If the deceased person left a will, the person who deals with the estate is called the deceased person’s executor. The executor needs to take out probate. Taking out probate means having the Probate Office or the appropriate District Probate Registry certify that:
- The will is valid
- All legal, financial and tax matters are in order
Wills only take effect when the Probate Office accepts that the will is valid. The Probate Office may make some enquiries before making its decision, for example, it may ask for a sworn affidavit from one or both witnesses
If there is no will, the person who deals with the deceased person’s estate is called an ‘administrator’. An administrator may also be appointed if there is a will but:
- No executor has been appointed
- The appointed person cannot act as executor
- The executor cannot or will not carry out their duties
The administrator needs to take out a Letter of Administration (or a Letter of Administration with Will Annexed if there is a will).
Help and support
Talking to someone you trust about your feelings of loss can be a great support at this time. But sometimes family and friends may be unable to help. If this is the case, bereavement counselling may help.
Bereavement counselling helps you to explore, understand and work through feelings of grief. Often, just getting reassurance can help.
The Aware Support Line can help you if you are feeling depressed or anxious – 1800 80 48 48.
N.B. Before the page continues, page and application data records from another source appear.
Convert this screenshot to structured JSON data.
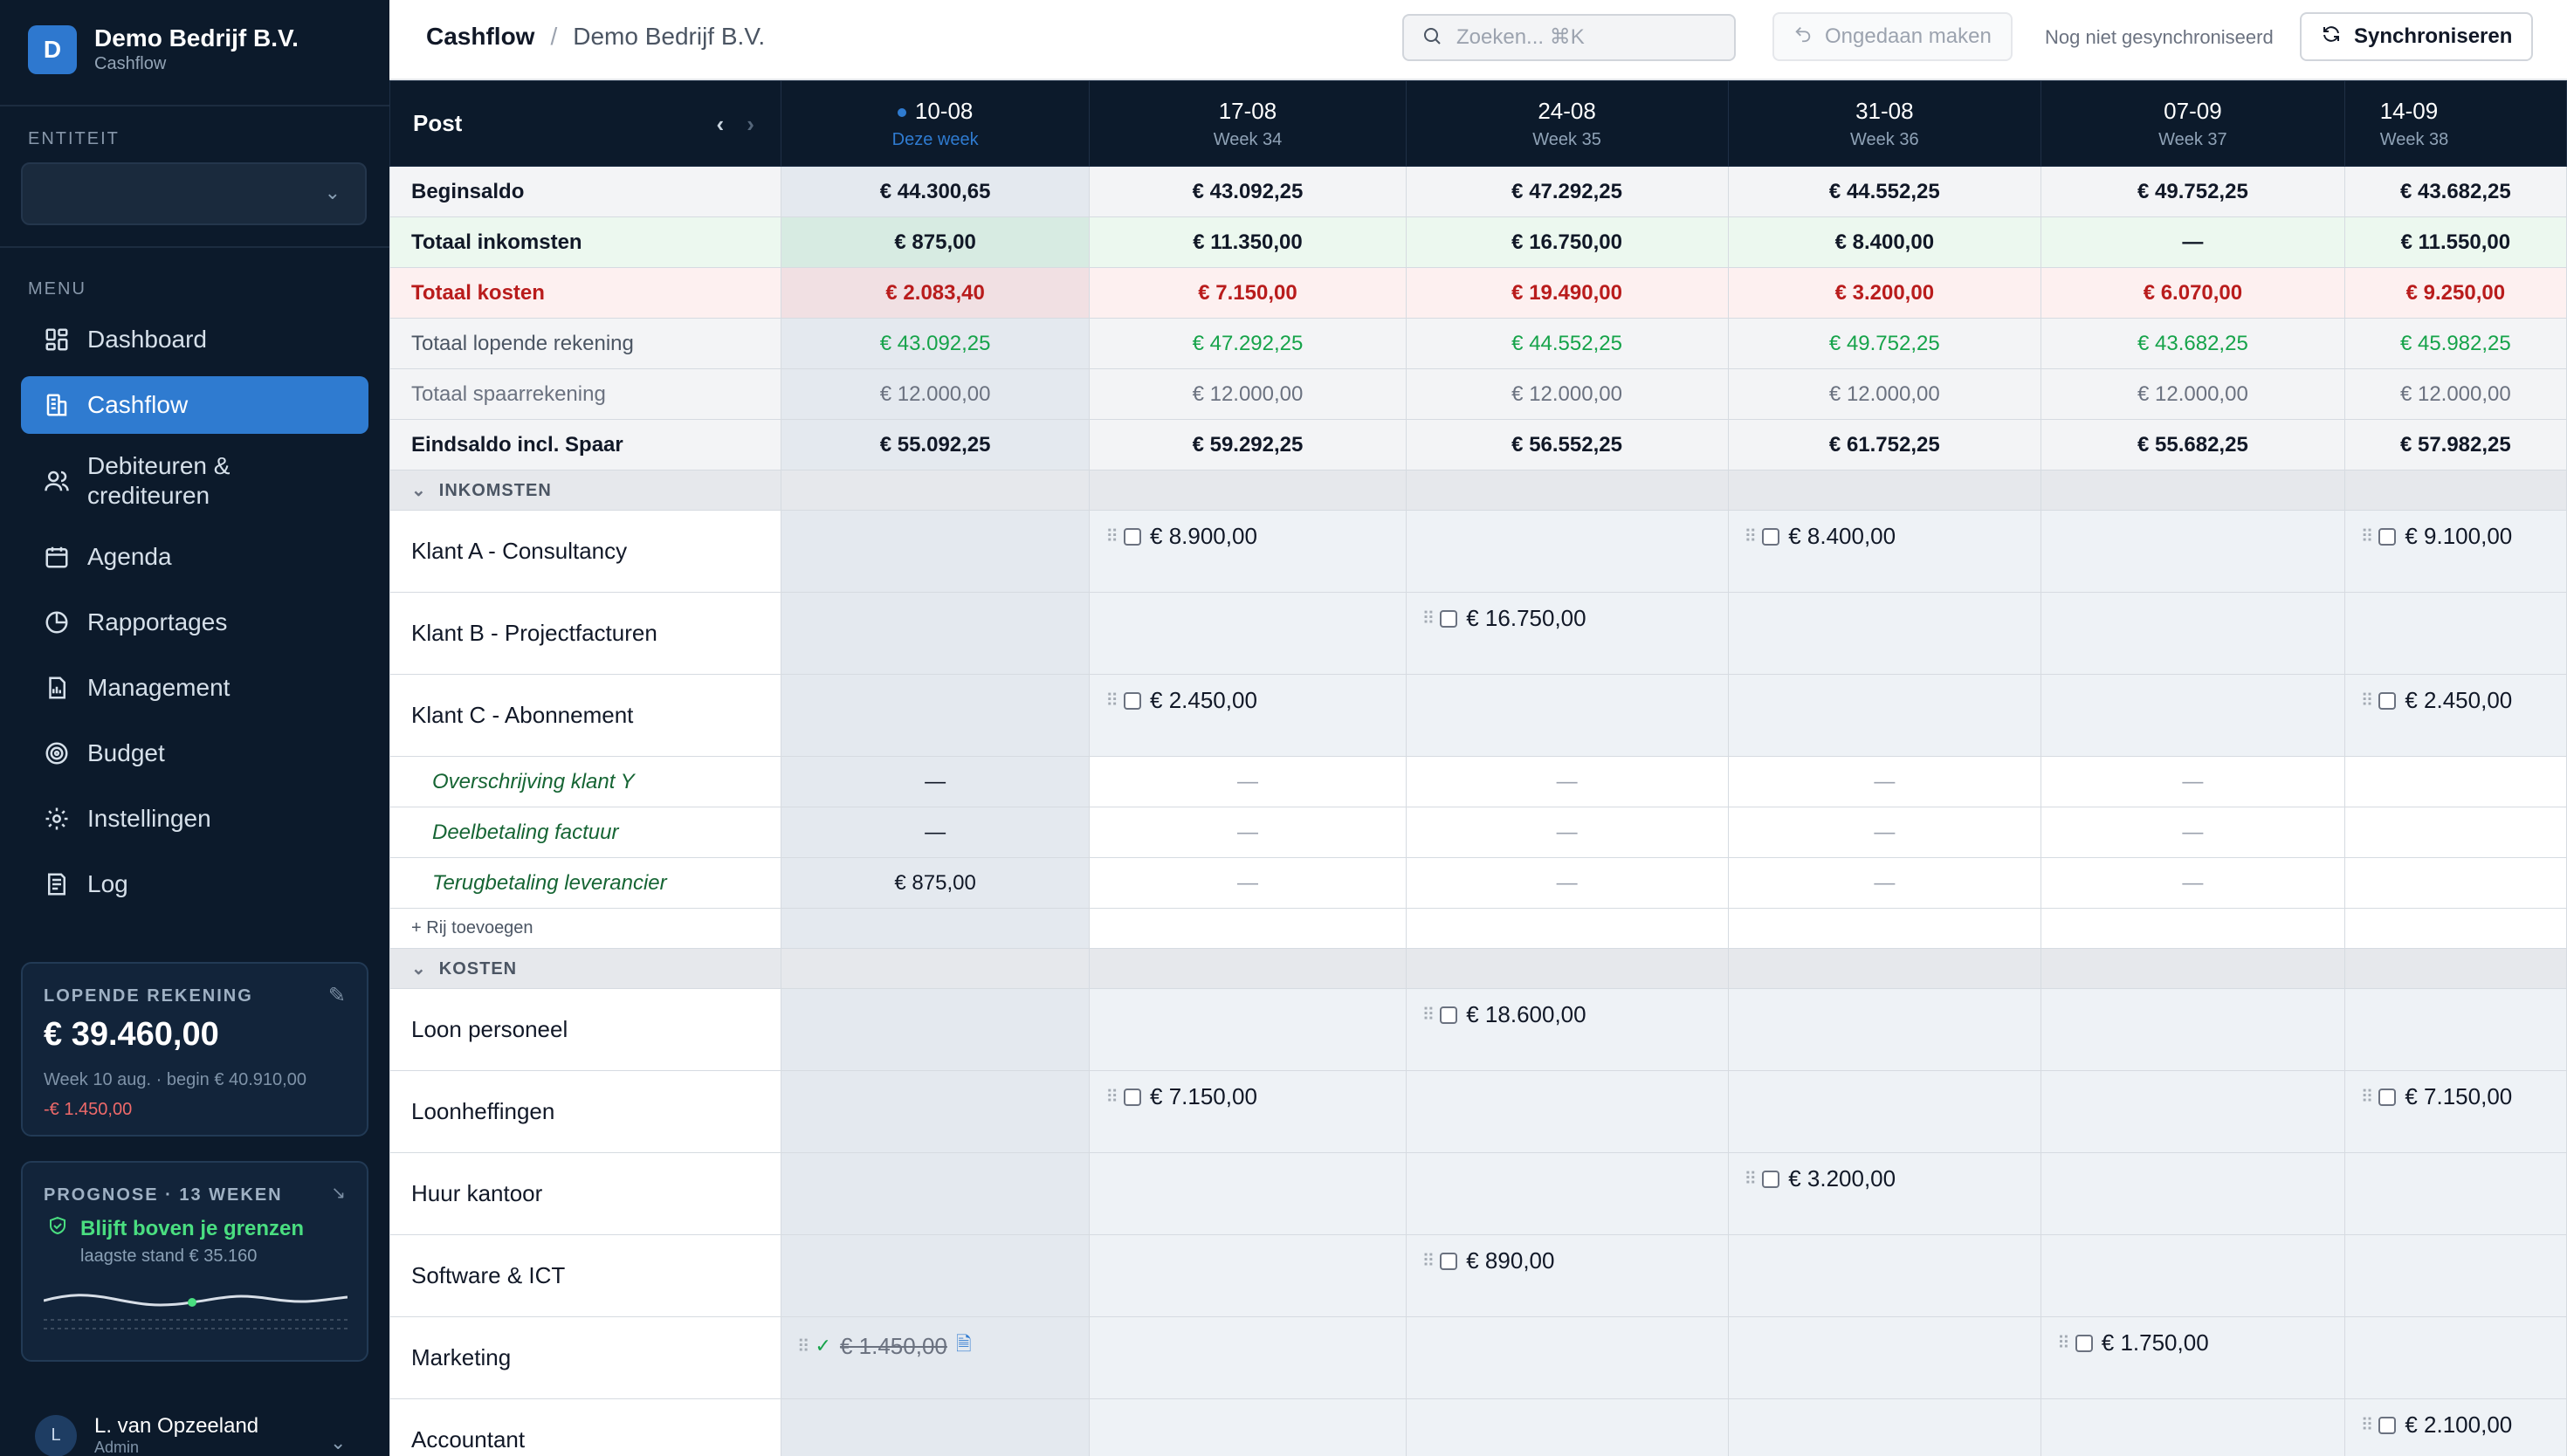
{
  "brand": {
    "initial": "D",
    "name": "Demo Bedrijf B.V.",
    "sub": "Cashflow"
  },
  "sidebar": {
    "entity_label": "ENTITEIT",
    "entity_value": "",
    "menu_label": "MENU",
    "items": [
      {
        "label": "Dashboard",
        "icon": "grid-icon"
      },
      {
        "label": "Cashflow",
        "icon": "building-icon",
        "active": true
      },
      {
        "label": "Debiteuren & crediteuren",
        "icon": "users-icon"
      },
      {
        "label": "Agenda",
        "icon": "calendar-icon"
      },
      {
        "label": "Rapportages",
        "icon": "pie-chart-icon"
      },
      {
        "label": "Management",
        "icon": "document-icon"
      },
      {
        "label": "Budget",
        "icon": "target-icon"
      },
      {
        "label": "Instellingen",
        "icon": "gear-icon"
      },
      {
        "label": "Log",
        "icon": "log-icon"
      }
    ],
    "account": {
      "label": "LOPENDE REKENING",
      "balance": "€ 39.460,00",
      "sub": "Week 10 aug. · begin € 40.910,00",
      "delta": "-€ 1.450,00"
    },
    "forecast": {
      "label": "PROGNOSE · 13 WEKEN",
      "status": "Blijft boven je grenzen",
      "sub": "laagste stand € 35.160"
    },
    "user": {
      "initial": "L",
      "name": "L. van Opzeeland",
      "role": "Admin"
    }
  },
  "header": {
    "title": "Cashflow",
    "entity": "Demo Bedrijf B.V.",
    "search_placeholder": "Zoeken... ⌘K",
    "undo_label": "Ongedaan maken",
    "sync_status": "Nog niet gesynchroniseerd",
    "sync_label": "Synchroniseren"
  },
  "table": {
    "post_label": "Post",
    "weeks": [
      {
        "date": "10-08",
        "week": "Deze week"
      },
      {
        "date": "17-08",
        "week": "Week 34"
      },
      {
        "date": "24-08",
        "week": "Week 35"
      },
      {
        "date": "31-08",
        "week": "Week 36"
      },
      {
        "date": "07-09",
        "week": "Week 37"
      },
      {
        "date": "14-09",
        "week": "Week 38"
      }
    ],
    "summary": [
      {
        "label": "Beginsaldo",
        "values": [
          "€ 44.300,65",
          "€ 43.092,25",
          "€ 47.292,25",
          "€ 44.552,25",
          "€ 49.752,25",
          "€ 43.682,25"
        ]
      },
      {
        "label": "Totaal inkomsten",
        "values": [
          "€ 875,00",
          "€ 11.350,00",
          "€ 16.750,00",
          "€ 8.400,00",
          "—",
          "€ 11.550,00"
        ]
      },
      {
        "label": "Totaal kosten",
        "values": [
          "€ 2.083,40",
          "€ 7.150,00",
          "€ 19.490,00",
          "€ 3.200,00",
          "€ 6.070,00",
          "€ 9.250,00"
        ]
      },
      {
        "label": "Totaal lopende rekening",
        "values": [
          "€ 43.092,25",
          "€ 47.292,25",
          "€ 44.552,25",
          "€ 49.752,25",
          "€ 43.682,25",
          "€ 45.982,25"
        ]
      },
      {
        "label": "Totaal spaarrekening",
        "values": [
          "€ 12.000,00",
          "€ 12.000,00",
          "€ 12.000,00",
          "€ 12.000,00",
          "€ 12.000,00",
          "€ 12.000,00"
        ]
      },
      {
        "label": "Eindsaldo incl. Spaar",
        "values": [
          "€ 55.092,25",
          "€ 59.292,25",
          "€ 56.552,25",
          "€ 61.752,25",
          "€ 55.682,25",
          "€ 57.982,25"
        ]
      }
    ],
    "income_label": "INKOMSTEN",
    "income": [
      {
        "label": "Klant A - Consultancy",
        "values": [
          "",
          "€ 8.900,00",
          "",
          "€ 8.400,00",
          "",
          "€ 9.100,00"
        ]
      },
      {
        "label": "Klant B - Projectfacturen",
        "values": [
          "",
          "",
          "€ 16.750,00",
          "",
          "",
          ""
        ]
      },
      {
        "label": "Klant C - Abonnement",
        "values": [
          "",
          "€ 2.450,00",
          "",
          "",
          "",
          "€ 2.450,00"
        ]
      }
    ],
    "income_sub": [
      {
        "label": "Overschrijving klant Y",
        "values": [
          "—",
          "—",
          "—",
          "—",
          "—",
          ""
        ]
      },
      {
        "label": "Deelbetaling factuur",
        "values": [
          "—",
          "—",
          "—",
          "—",
          "—",
          ""
        ]
      },
      {
        "label": "Terugbetaling leverancier",
        "values": [
          "€ 875,00",
          "—",
          "—",
          "—",
          "—",
          ""
        ]
      }
    ],
    "add_row_label": "Rij toevoegen",
    "costs_label": "KOSTEN",
    "costs": [
      {
        "label": "Loon personeel",
        "values": [
          "",
          "",
          "€ 18.600,00",
          "",
          "",
          ""
        ]
      },
      {
        "label": "Loonheffingen",
        "values": [
          "",
          "€ 7.150,00",
          "",
          "",
          "",
          "€ 7.150,00"
        ]
      },
      {
        "label": "Huur kantoor",
        "values": [
          "",
          "",
          "",
          "€ 3.200,00",
          "",
          ""
        ]
      },
      {
        "label": "Software & ICT",
        "values": [
          "",
          "",
          "€ 890,00",
          "",
          "",
          ""
        ]
      },
      {
        "label": "Marketing",
        "values": [
          "€ 1.450,00",
          "",
          "",
          "",
          "€ 1.750,00",
          ""
        ],
        "paid": [
          true,
          false,
          false,
          false,
          false,
          false
        ]
      },
      {
        "label": "Accountant",
        "values": [
          "",
          "",
          "",
          "",
          "",
          "€ 2.100,00"
        ]
      }
    ]
  },
  "colors": {
    "sidebar_bg": "#0c1a2b",
    "accent": "#2f7bd0",
    "positive": "#16a34a",
    "negative": "#b91c1c"
  }
}
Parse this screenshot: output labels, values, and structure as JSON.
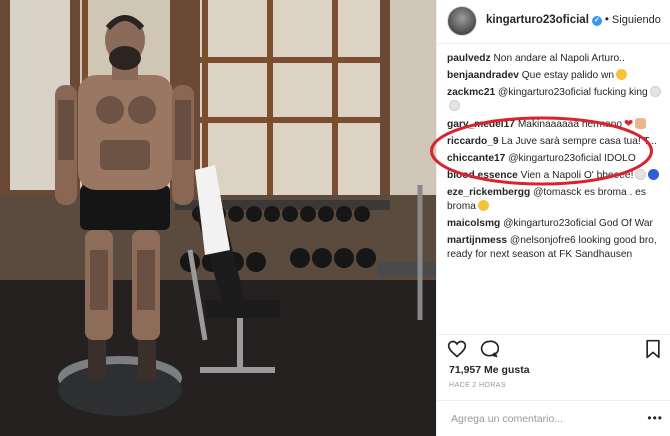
{
  "post": {
    "username": "kingarturo23oficial",
    "separator": "•",
    "follow_state": "Siguiendo",
    "likes": "71,957 Me gusta",
    "time_ago": "HACE 2 HORAS",
    "comment_placeholder": "Agrega un comentario...",
    "more_label": "•••"
  },
  "comments": [
    {
      "user": "paulvedz",
      "text": "Non andare al Napoli Arturo..",
      "emoji": []
    },
    {
      "user": "benjaandradev",
      "text": "Que estay palido wn",
      "emoji": [
        "laugh"
      ]
    },
    {
      "user": "zackmc21",
      "text": "@kingarturo23oficial fucking king",
      "emoji": [
        "white",
        "white"
      ]
    },
    {
      "user": "gary_medel17",
      "text": "Makinaaaaaa hermano",
      "emoji": [
        "heart",
        "muscle"
      ]
    },
    {
      "user": "riccardo_9",
      "text": "La Juve sarà sempre casa tua! T...",
      "emoji": []
    },
    {
      "user": "chiccante17",
      "text": "@kingarturo23oficial IDOLO",
      "emoji": []
    },
    {
      "user": "blood.essence",
      "text": "Vien a Napoli O' bbeeee!",
      "emoji": [
        "white",
        "blue"
      ]
    },
    {
      "user": "eze_rickembergg",
      "text": "@tomasck es broma . es broma",
      "emoji": [
        "laugh"
      ]
    },
    {
      "user": "maicolsmg",
      "text": "@kingarturo23oficial God Of War",
      "emoji": []
    },
    {
      "user": "martijnmess",
      "text": "@nelsonjofre6 looking good bro, ready for next season at FK Sandhausen",
      "emoji": []
    }
  ],
  "colors": {
    "verified": "#3897f0",
    "highlight": "#d9232f",
    "text": "#262626",
    "muted": "#999999"
  },
  "icons": [
    "heart-icon",
    "comment-icon",
    "bookmark-icon",
    "verified-badge-icon"
  ]
}
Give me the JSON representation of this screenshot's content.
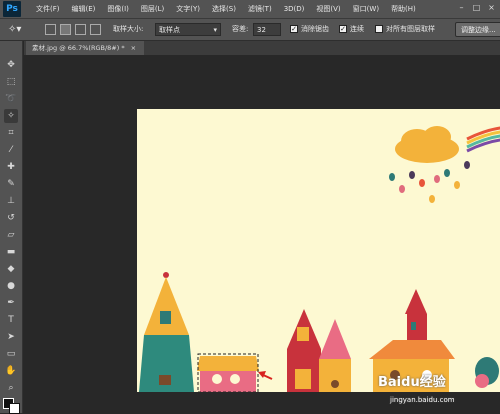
{
  "app": {
    "logo": "Ps"
  },
  "menu": [
    "文件(F)",
    "编辑(E)",
    "图像(I)",
    "图层(L)",
    "文字(Y)",
    "选择(S)",
    "滤镜(T)",
    "3D(D)",
    "视图(V)",
    "窗口(W)",
    "帮助(H)"
  ],
  "options": {
    "sample_size_label": "取样大小:",
    "sample_size_value": "取样点",
    "tolerance_label": "容差:",
    "tolerance_value": "32",
    "antialias_label": "消除锯齿",
    "contiguous_label": "连续",
    "all_layers_label": "对所有图层取样",
    "refine_edge_button": "调整边缘..."
  },
  "document": {
    "tab_title": "素材.jpg @ 66.7%(RGB/8#) *"
  },
  "tools": [
    "move-tool-icon",
    "marquee-tool-icon",
    "lasso-tool-icon",
    "magic-wand-tool-icon",
    "crop-tool-icon",
    "eyedropper-tool-icon",
    "healing-brush-icon",
    "brush-tool-icon",
    "clone-stamp-icon",
    "history-brush-icon",
    "eraser-tool-icon",
    "gradient-tool-icon",
    "blur-tool-icon",
    "dodge-tool-icon",
    "pen-tool-icon",
    "type-tool-icon",
    "path-selection-icon",
    "rectangle-tool-icon",
    "hand-tool-icon",
    "zoom-tool-icon"
  ],
  "colors": {
    "canvas_bg": "#fdf9d2",
    "ui_dark": "#535353",
    "workspace": "#282828"
  },
  "watermark": {
    "brand": "Baidu经验",
    "url": "jingyan.baidu.com"
  }
}
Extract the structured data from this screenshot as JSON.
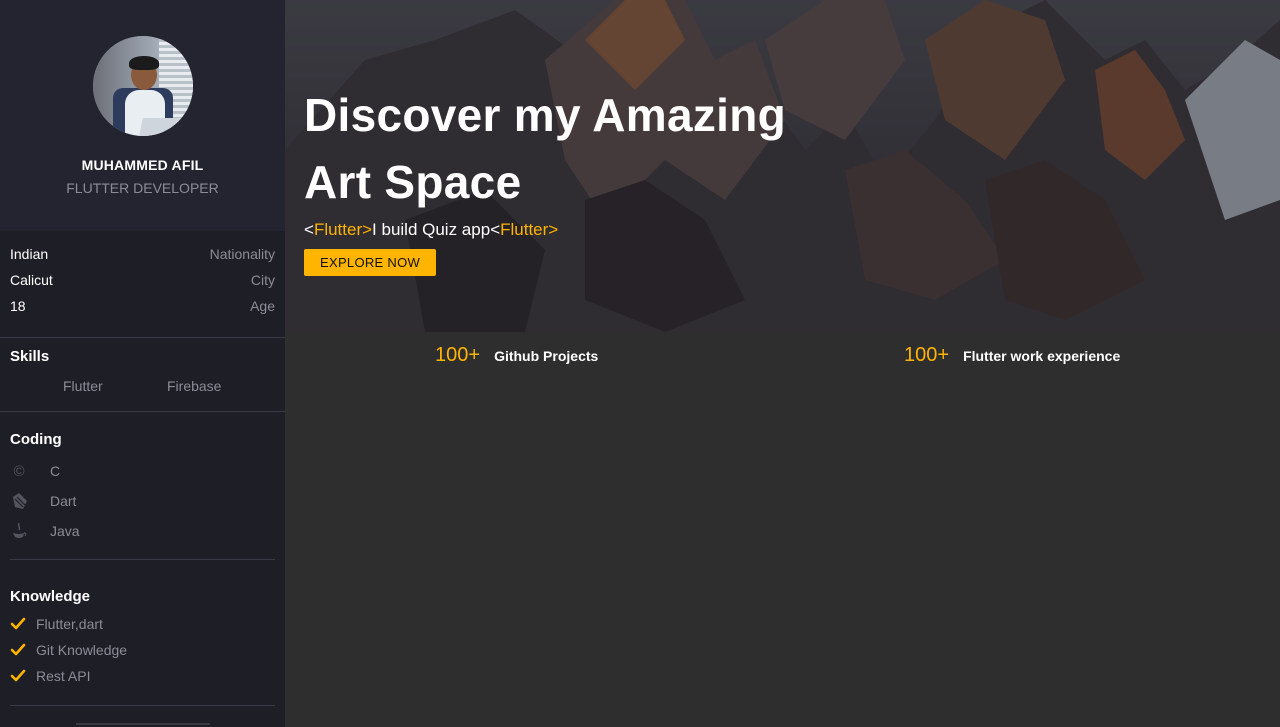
{
  "profile": {
    "name": "MUHAMMED AFIL",
    "role": "FLUTTER DEVELOPER"
  },
  "info": [
    {
      "value": "Indian",
      "label": "Nationality"
    },
    {
      "value": "Calicut",
      "label": "City"
    },
    {
      "value": "18",
      "label": "Age"
    }
  ],
  "skills": {
    "title": "Skills",
    "items": [
      "Flutter",
      "Firebase"
    ]
  },
  "coding": {
    "title": "Coding",
    "items": [
      {
        "label": "C",
        "icon": "copyright-c-icon"
      },
      {
        "label": "Dart",
        "icon": "dart-icon"
      },
      {
        "label": "Java",
        "icon": "java-coffee-icon"
      }
    ]
  },
  "knowledge": {
    "title": "Knowledge",
    "items": [
      "Flutter,dart",
      "Git Knowledge",
      "Rest API"
    ]
  },
  "hero": {
    "title": "Discover my Amazing Art Space",
    "sub_open": "<",
    "sub_tag1": "Flutter>",
    "sub_text": "I build Quiz app",
    "sub_open2": "<",
    "sub_tag2": "Flutter>",
    "button": "EXPLORE NOW"
  },
  "stats": [
    {
      "number": "100+",
      "label": "Github Projects"
    },
    {
      "number": "100+",
      "label": "Flutter work experience"
    }
  ],
  "colors": {
    "accent": "#ffb400",
    "sidebar": "#1e1e26",
    "profile_bg": "#242430",
    "content_bg": "#2e2e2e"
  }
}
You can call the Samaritans if you want to talk to someone about how you are feeling – 116 123.
AdVIC offers counselling if you have lost someone to homicide – 1800 852 000.
Barnardos offers a bereavement helpline for accessing support services for children who have suffered a bereavement – 01 473 2110.
The Irish Association of Counselling and Psychotherapy has a directory of accredited counsellors - 01 230 3536.
‘Bereavement: A practical guide’ (pdf), is a booklet from the Citizens Information Board.
The HSE has published a book about grief and bereavement for people who are grieving and for those who are supporting them. It is called ‘You Are Not Alone: Help and advice on coping with the death of someone close’.
Care Alliance Ireland has a booklet for former carers. It is called 'The Way Ahead – A resource to support former family carers'.
Free copies of this booklet are available on request by emailing email@example.com